Because representatives for you or the negligent party were not present at the time of the accident, the evidence will tell the story of the accident for you. The evidence your lawyer collects will depend on the type of incident that caused your accident.
Relevant evidence can include:
- Ongoing medical records and bills
- Police, incident, and animal control reports
- Written prognosis for recovery
- Employment and salary history records
- Physical and occupational therapy records
- Accident scene and injury photos
- Dashcam, smartphone, and other imagery
- Witness statements and contact information
A lawyer can more easily obtain some evidence. This can include truck driver logbooks, truck maintenance records, accident reconstruction reports, Certificates of Merit, and expert testimonials.
Who Collects the Evidence I Need?
If severe enough, your injuries can prevent you from participating in your case as fully as you might like. In other cases, it can be easier for your lawyer to understand how to access certain forms of evidence.
Personal injury lawyers understand how time-consuming and difficult evidence collection can be. Therefore, the law firm will collect evidence for you in most personal injury cases.
Evidence collection can be a complicated process because evidence will come from various directions. For example, medical bills alone can come from multiple health care professionals, facilities, and departments. Rather than delve into evidence collection on your own, your attorney can handle this entire process for you.
What Types of Compensation Can I Request?
You can request three types of damages after suffering an accidental injury — economic, non-economic, and punitive. Your lawyer will help you assign the correct recoverable damages to each category and assess their individual and collective monetary value.
Recoverable economic damages can include:
- Known and ongoing medical bills
- Known and ongoing loss of income
- Loss of future earning capacity
- Treatment-related travel expenses
- Property damage or destruction
- Diminished property value
Recoverable non-economic damages can include:
- Lasting physical disabilities
- Lasting physical disfigurement
- Physical pain and suffering
- Mental and emotional anguish
- Diminished quality of life
Depending on the intent and actions of the at-fault party, you might also be eligible for punitive damages. However, these are rare and are only awarded not to reward you but to penalize a defendant whose actions were deemed intentional or egregious.
Who Can File a Wrongful Death Lawsuit in Georgia?
The loss of a loved one affects many people. Georgia law determines who can file a lawsuit seeking compensation after such a loss. According to O.C.G.A. § 51-4-2, the surviving family members who can seek compensation include:
- The decedent’s spouse
- The decedent’s child(ren)
- The decedent’s parent(s)

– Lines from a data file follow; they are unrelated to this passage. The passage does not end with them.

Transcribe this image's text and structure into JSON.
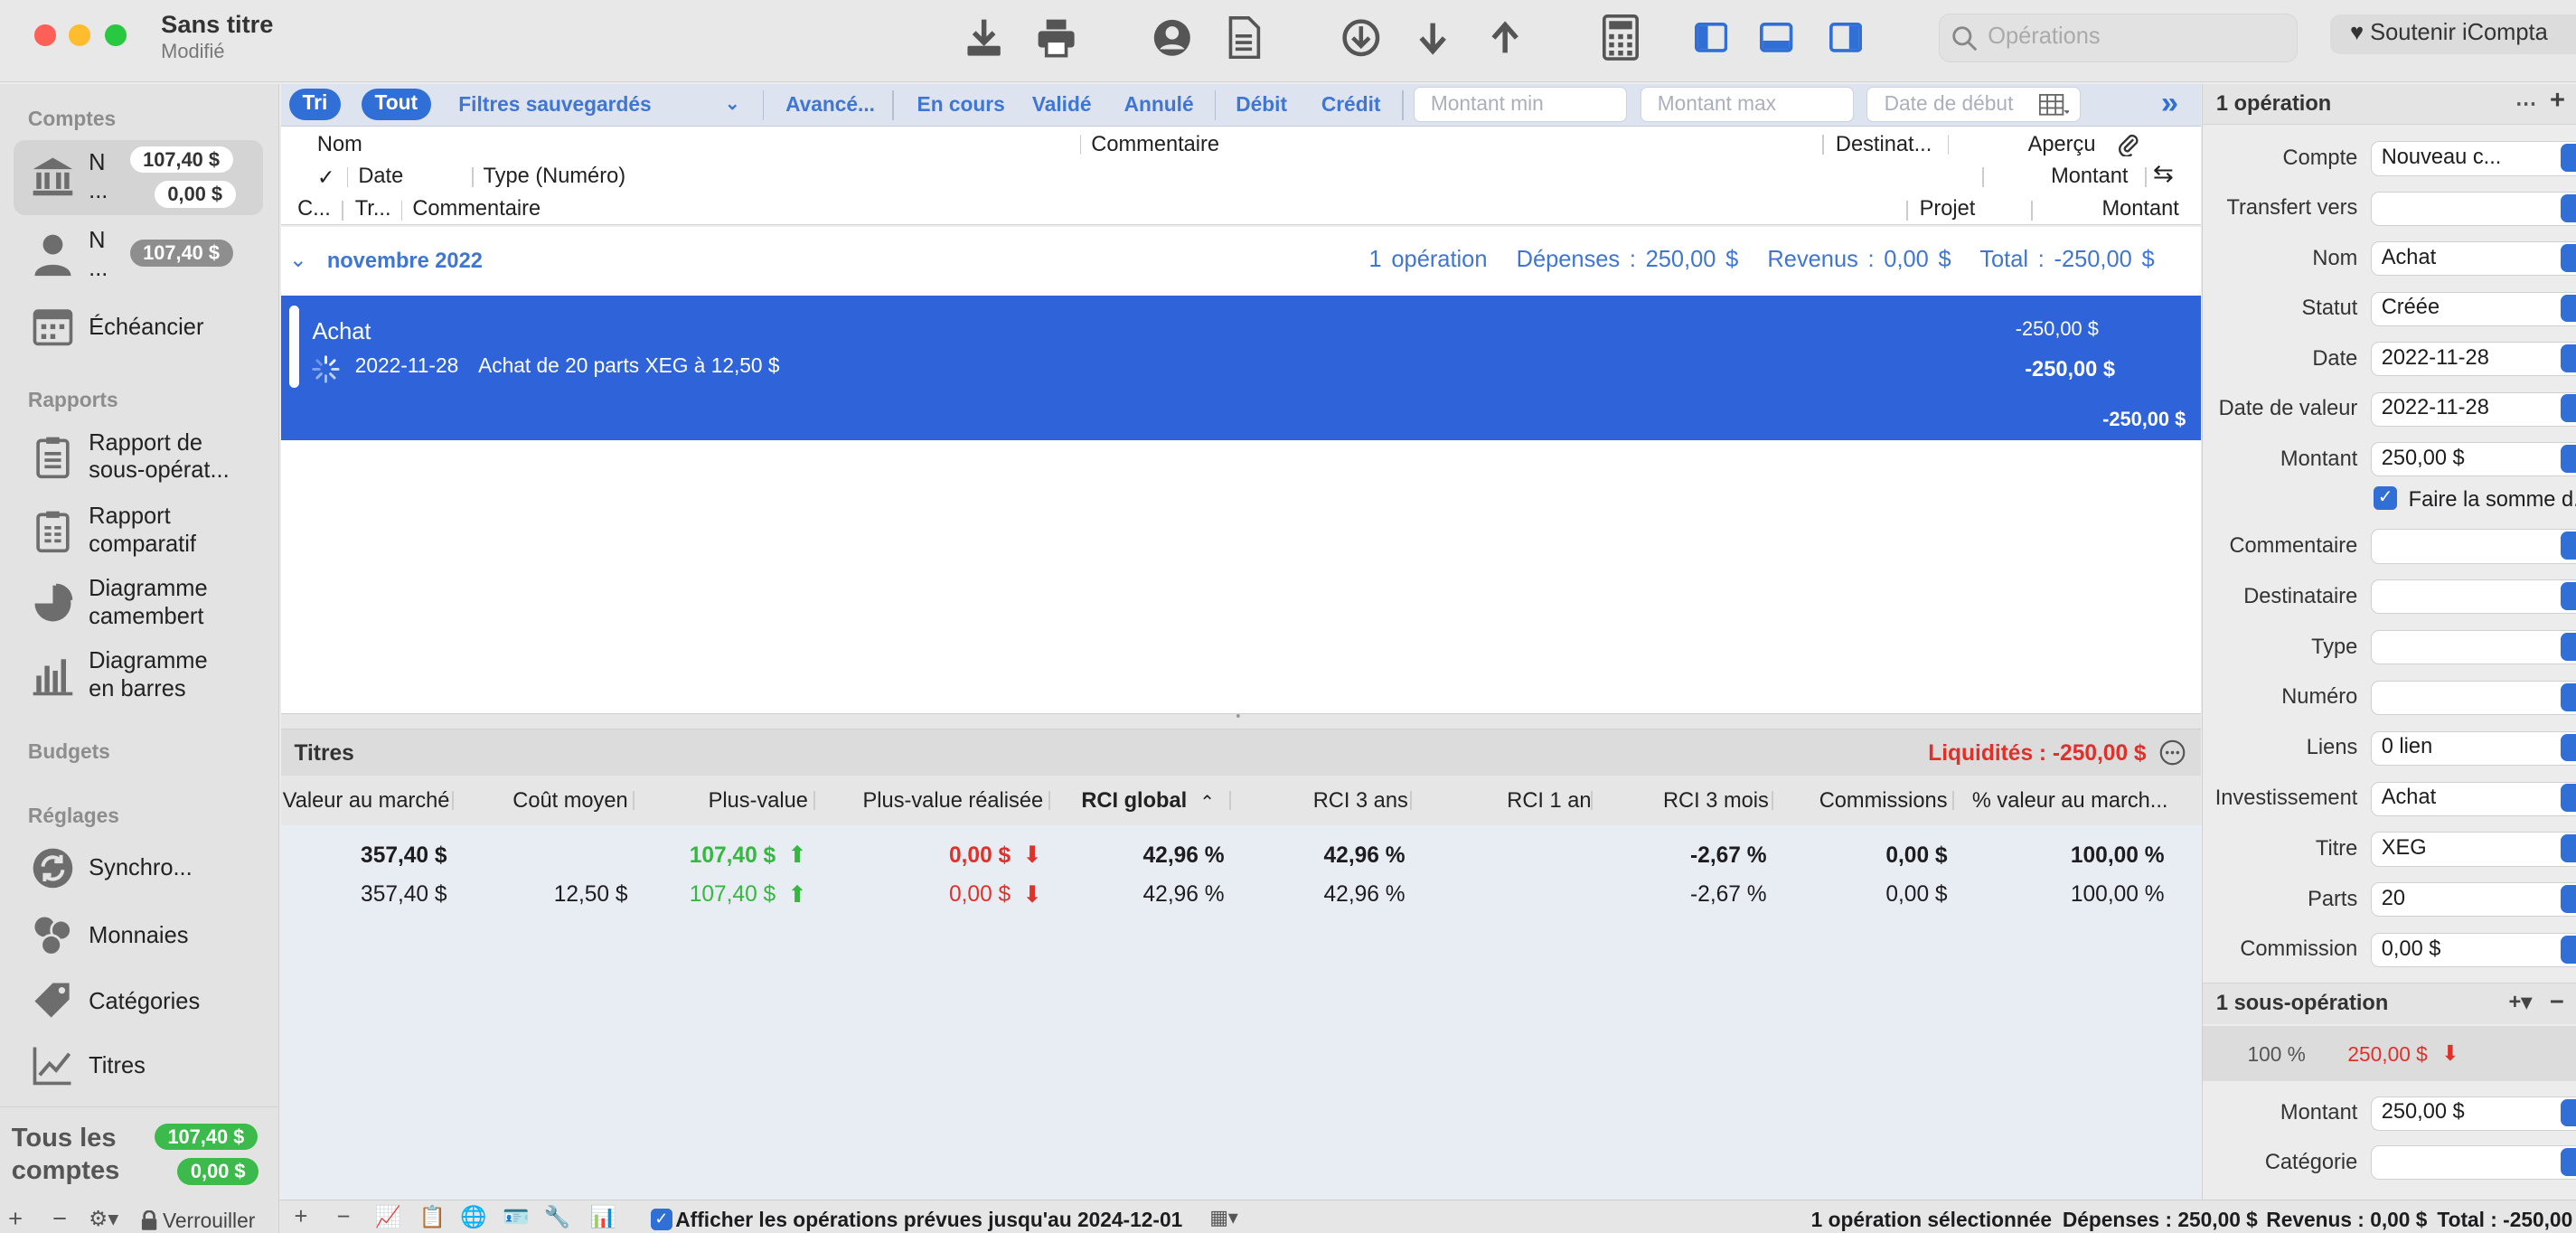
{
  "window": {
    "title": "Sans titre",
    "subtitle": "Modifié",
    "search_placeholder": "Opérations",
    "support_label": "♥ Soutenir iCompta"
  },
  "sidebar": {
    "section_accounts": "Comptes",
    "accounts": [
      {
        "name": "N\n...",
        "balance": "107,40 $",
        "pending": "0,00 $"
      },
      {
        "name": "N\n...",
        "balance": "107,40 $"
      }
    ],
    "scheduler": "Échéancier",
    "section_reports": "Rapports",
    "reports": [
      "Rapport de sous-opérat...",
      "Rapport comparatif",
      "Diagramme camembert",
      "Diagramme en barres"
    ],
    "section_budgets": "Budgets",
    "section_settings": "Réglages",
    "settings": [
      "Synchro...",
      "Monnaies",
      "Catégories",
      "Titres"
    ],
    "all_accounts": "Tous les comptes",
    "all_balance": "107,40 $",
    "all_pending": "0,00 $",
    "lock_label": "Verrouiller"
  },
  "filters": {
    "sort": "Tri",
    "all": "Tout",
    "saved": "Filtres sauvegardés",
    "advanced": "Avancé...",
    "in_progress": "En cours",
    "validated": "Validé",
    "cancelled": "Annulé",
    "debit": "Débit",
    "credit": "Crédit",
    "min_amount": "Montant min",
    "max_amount": "Montant max",
    "start_date": "Date de début"
  },
  "columns": {
    "name": "Nom",
    "comment": "Commentaire",
    "payee": "Destinat...",
    "preview": "Aperçu",
    "check": "✓",
    "date": "Date",
    "type_number": "Type (Numéro)",
    "amount": "Montant",
    "cat": "C...",
    "tr": "Tr...",
    "comment2": "Commentaire",
    "project": "Projet",
    "amount2": "Montant"
  },
  "group": {
    "title": "novembre 2022",
    "count": "1 opération",
    "expenses": "Dépenses : 250,00 $",
    "income": "Revenus : 0,00 $",
    "total": "Total : -250,00 $"
  },
  "transaction": {
    "name": "Achat",
    "date": "2022-11-28",
    "comment": "Achat de 20 parts XEG à 12,50 $",
    "amount1": "-250,00 $",
    "amount2": "-250,00 $",
    "amount3": "-250,00 $"
  },
  "securities": {
    "title": "Titres",
    "liquidity": "Liquidités : -250,00 $",
    "columns": [
      "Valeur au marché",
      "Coût moyen",
      "Plus-value",
      "Plus-value réalisée",
      "RCI global",
      "RCI 3 ans",
      "RCI 1 an",
      "RCI 3 mois",
      "Commissions",
      "% valeur au march..."
    ],
    "total_row": [
      "357,40 $",
      "",
      "107,40 $",
      "0,00 $",
      "42,96 %",
      "42,96 %",
      "",
      "-2,67 %",
      "0,00 $",
      "100,00 %"
    ],
    "row": [
      "357,40 $",
      "12,50 $",
      "107,40 $",
      "0,00 $",
      "42,96 %",
      "42,96 %",
      "",
      "-2,67 %",
      "0,00 $",
      "100,00 %"
    ]
  },
  "inspector": {
    "header": "1 opération",
    "fields": [
      {
        "label": "Compte",
        "value": "Nouveau c..."
      },
      {
        "label": "Transfert vers",
        "value": ""
      },
      {
        "label": "Nom",
        "value": "Achat"
      },
      {
        "label": "Statut",
        "value": "Créée"
      },
      {
        "label": "Date",
        "value": "2022-11-28"
      },
      {
        "label": "Date de valeur",
        "value": "2022-11-28"
      },
      {
        "label": "Montant",
        "value": "250,00 $"
      }
    ],
    "sum_checkbox": "Faire la somme d...",
    "fields2": [
      {
        "label": "Commentaire",
        "value": ""
      },
      {
        "label": "Destinataire",
        "value": ""
      },
      {
        "label": "Type",
        "value": ""
      },
      {
        "label": "Numéro",
        "value": ""
      },
      {
        "label": "Liens",
        "value": "0 lien"
      },
      {
        "label": "Investissement",
        "value": "Achat"
      },
      {
        "label": "Titre",
        "value": "XEG"
      },
      {
        "label": "Parts",
        "value": "20"
      },
      {
        "label": "Commission",
        "value": "0,00 $"
      }
    ],
    "split_header": "1 sous-opération",
    "split_percent": "100 %",
    "split_amount": "250,00 $",
    "split_fields": [
      {
        "label": "Montant",
        "value": "250,00 $"
      },
      {
        "label": "Catégorie",
        "value": ""
      }
    ]
  },
  "status": {
    "show_planned": "Afficher les opérations prévues jusqu'au 2024-12-01",
    "selected": "1 opération sélectionnée",
    "expenses": "Dépenses : 250,00 $",
    "income": "Revenus : 0,00 $",
    "total": "Total : -250,00"
  },
  "colors": {
    "accent": "#2f63d9",
    "positive": "#35b83f",
    "negative": "#e0302a"
  }
}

Various factors might mean other relatives can seek compensation. The best way to understand your right to recovery is to review your familial relationship with the decedent with a personal injury law firm.
Your lawyer will clarify which family members are eligible to recover damages. They will also explain the wrongful death damages you can incur. These include funeral and burial expenses and compensation for specific losses, including loss of guidance, companionship, and consortium.
Does My Case Have to Go to Court?
No. Most personal injury claims do not go to court. Instead, they are resolved with an out-of-court settlement once the evidence has been compiled, submitted, and examined.
If your case does go to court, your personal injury lawyer will represent you during the trial. They will prepare evidence and exhibits that support your claim. Where applicable, your lawyer will engage:
- Accident scene reconstruction experts
- Industry-specific experts
- Financial and economic experts
- Medical experts
Your attorney will also conduct discovery sessions, depositions, and any other measures that prove the validity of your case.
Call Our Personal Injury Law Firm for a Free Case Consultation Today
Were you or a member of your family injured in an accident caused by negligence? If you were, our personal injury FAQs could answer your most pertinent questions. In addition, our personal injury law firm can review your case at no cost or obligation to you.
Contact Bader Scott Injury Lawyers to get your free case review today.